- Carl Icahn warning that stocks are overvalued, telling CNBC in June that “I really think now, I look at this market and you just say ‘look at some of these values’ and you have to wonder."
- George Soros turning bearish, famously derisking his portfolio and buying gold in anticipation of a big downturn after Trump’s election, warning that global markets were in trouble (a call that has been incorrect so far).
- Howard Marks warning clients of “too-bullish territory”: in his late July note to clients, the billionaire Oaktree Capital founder warned about the chance of a correction. Amongh many other things, he warned aggressive investors are “engaging in willing risk-taking, funding risky deals and creating risky market conditions” and that this has been a hallmark of past downturns.
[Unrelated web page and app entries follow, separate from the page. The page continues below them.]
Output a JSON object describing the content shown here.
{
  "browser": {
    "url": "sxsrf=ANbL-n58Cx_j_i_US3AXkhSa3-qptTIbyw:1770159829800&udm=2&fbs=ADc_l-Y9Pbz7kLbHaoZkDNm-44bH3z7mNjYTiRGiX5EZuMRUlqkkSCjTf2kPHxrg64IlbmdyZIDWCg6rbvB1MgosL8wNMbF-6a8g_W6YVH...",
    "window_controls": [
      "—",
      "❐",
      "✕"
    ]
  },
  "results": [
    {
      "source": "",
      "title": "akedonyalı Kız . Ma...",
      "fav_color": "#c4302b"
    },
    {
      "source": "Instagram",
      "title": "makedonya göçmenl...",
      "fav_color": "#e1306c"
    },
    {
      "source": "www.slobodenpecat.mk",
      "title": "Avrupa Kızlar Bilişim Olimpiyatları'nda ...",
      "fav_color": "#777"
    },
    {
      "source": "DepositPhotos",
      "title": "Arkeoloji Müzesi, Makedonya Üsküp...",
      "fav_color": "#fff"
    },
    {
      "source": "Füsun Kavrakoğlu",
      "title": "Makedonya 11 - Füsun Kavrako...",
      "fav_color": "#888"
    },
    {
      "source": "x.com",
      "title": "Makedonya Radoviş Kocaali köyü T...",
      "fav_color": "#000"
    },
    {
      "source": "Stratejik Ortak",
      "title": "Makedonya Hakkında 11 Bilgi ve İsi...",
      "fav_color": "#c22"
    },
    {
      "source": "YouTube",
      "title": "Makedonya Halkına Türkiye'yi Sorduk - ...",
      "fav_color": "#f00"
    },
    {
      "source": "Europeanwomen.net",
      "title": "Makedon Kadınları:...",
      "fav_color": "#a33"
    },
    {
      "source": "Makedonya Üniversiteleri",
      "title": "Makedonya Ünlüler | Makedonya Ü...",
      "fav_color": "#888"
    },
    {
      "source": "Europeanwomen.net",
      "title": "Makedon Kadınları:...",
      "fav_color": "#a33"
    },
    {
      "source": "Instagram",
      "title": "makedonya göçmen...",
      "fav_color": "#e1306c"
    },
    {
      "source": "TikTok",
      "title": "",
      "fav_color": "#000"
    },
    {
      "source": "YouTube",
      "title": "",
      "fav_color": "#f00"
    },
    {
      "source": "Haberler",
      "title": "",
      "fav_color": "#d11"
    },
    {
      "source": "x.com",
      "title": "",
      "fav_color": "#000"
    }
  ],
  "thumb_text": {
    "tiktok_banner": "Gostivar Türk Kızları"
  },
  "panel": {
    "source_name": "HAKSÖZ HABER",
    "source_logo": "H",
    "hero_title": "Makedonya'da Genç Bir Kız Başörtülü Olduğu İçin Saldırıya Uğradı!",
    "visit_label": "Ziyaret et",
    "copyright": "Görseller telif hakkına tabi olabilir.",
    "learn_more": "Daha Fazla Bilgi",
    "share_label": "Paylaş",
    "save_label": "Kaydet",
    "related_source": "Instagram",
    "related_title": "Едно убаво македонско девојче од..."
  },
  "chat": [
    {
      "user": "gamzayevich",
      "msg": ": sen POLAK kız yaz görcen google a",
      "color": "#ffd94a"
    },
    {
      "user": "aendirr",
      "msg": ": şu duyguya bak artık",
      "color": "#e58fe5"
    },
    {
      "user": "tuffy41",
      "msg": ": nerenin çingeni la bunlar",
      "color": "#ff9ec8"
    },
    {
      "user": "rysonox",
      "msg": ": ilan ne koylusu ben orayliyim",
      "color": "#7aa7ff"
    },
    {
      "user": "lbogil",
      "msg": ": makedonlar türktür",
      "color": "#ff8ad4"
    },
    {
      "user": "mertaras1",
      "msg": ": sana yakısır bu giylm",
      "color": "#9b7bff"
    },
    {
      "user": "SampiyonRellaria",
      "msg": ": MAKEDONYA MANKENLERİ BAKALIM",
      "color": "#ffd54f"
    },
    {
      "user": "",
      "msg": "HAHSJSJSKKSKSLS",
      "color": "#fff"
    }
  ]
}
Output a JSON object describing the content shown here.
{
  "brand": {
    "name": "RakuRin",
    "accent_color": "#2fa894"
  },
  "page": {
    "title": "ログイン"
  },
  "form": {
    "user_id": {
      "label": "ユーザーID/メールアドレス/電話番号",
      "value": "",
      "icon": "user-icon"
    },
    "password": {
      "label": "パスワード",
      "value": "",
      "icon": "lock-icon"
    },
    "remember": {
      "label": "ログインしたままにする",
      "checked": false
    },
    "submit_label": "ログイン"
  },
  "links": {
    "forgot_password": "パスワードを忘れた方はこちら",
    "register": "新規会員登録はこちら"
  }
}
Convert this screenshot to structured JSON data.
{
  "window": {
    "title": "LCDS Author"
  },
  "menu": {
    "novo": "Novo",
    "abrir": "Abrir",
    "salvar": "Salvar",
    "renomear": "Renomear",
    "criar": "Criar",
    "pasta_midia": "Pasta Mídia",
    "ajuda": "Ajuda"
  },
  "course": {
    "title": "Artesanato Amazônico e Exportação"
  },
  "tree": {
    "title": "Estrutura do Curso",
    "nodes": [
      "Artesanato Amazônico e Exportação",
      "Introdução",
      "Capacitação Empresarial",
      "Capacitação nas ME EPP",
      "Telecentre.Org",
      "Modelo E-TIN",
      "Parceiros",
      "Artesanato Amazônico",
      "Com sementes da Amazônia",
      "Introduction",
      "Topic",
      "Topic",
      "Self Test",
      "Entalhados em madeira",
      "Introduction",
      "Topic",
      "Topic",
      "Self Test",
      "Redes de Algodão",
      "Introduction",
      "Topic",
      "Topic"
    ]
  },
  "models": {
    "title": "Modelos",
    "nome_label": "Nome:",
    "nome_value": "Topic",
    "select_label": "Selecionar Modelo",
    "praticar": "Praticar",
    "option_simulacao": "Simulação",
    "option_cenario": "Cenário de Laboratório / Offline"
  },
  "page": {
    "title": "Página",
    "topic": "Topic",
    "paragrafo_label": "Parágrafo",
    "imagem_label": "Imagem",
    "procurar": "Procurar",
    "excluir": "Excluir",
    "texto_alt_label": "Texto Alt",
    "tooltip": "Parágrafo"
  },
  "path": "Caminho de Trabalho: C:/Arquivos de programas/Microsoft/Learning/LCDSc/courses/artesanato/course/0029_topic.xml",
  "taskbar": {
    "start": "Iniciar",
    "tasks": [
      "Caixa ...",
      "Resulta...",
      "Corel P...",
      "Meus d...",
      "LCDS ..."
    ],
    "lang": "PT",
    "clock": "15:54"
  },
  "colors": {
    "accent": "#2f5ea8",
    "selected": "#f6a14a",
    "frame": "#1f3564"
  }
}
- David Tepper saying he is “on guard”, and while the Appaloosa Management head isn’t short yet, he is far less bullish than just several months ago. He has even suggested wary investors put some money in cash if they don’t like the frothy valuations on Wall Street right now. Tepper was particularly concerned about central-bank intervention over the last several years distorting bond markets and how that is influencing stocks.
- Paul Singer warning about an ETF crisis: the Elliott Management founder warned in his latest letter to investors and on CNBC that passive funds could lead to a marketwide sell-off: “at one point you will not have the active end in the market to stabilize it. You would have just the passive guys getting into herd mentality." In other words, once sentiment turns, it will be dramatic.
Meanwhile, with the threat of nuclear war breathing down the market's neck, the S&P is down 0.1%.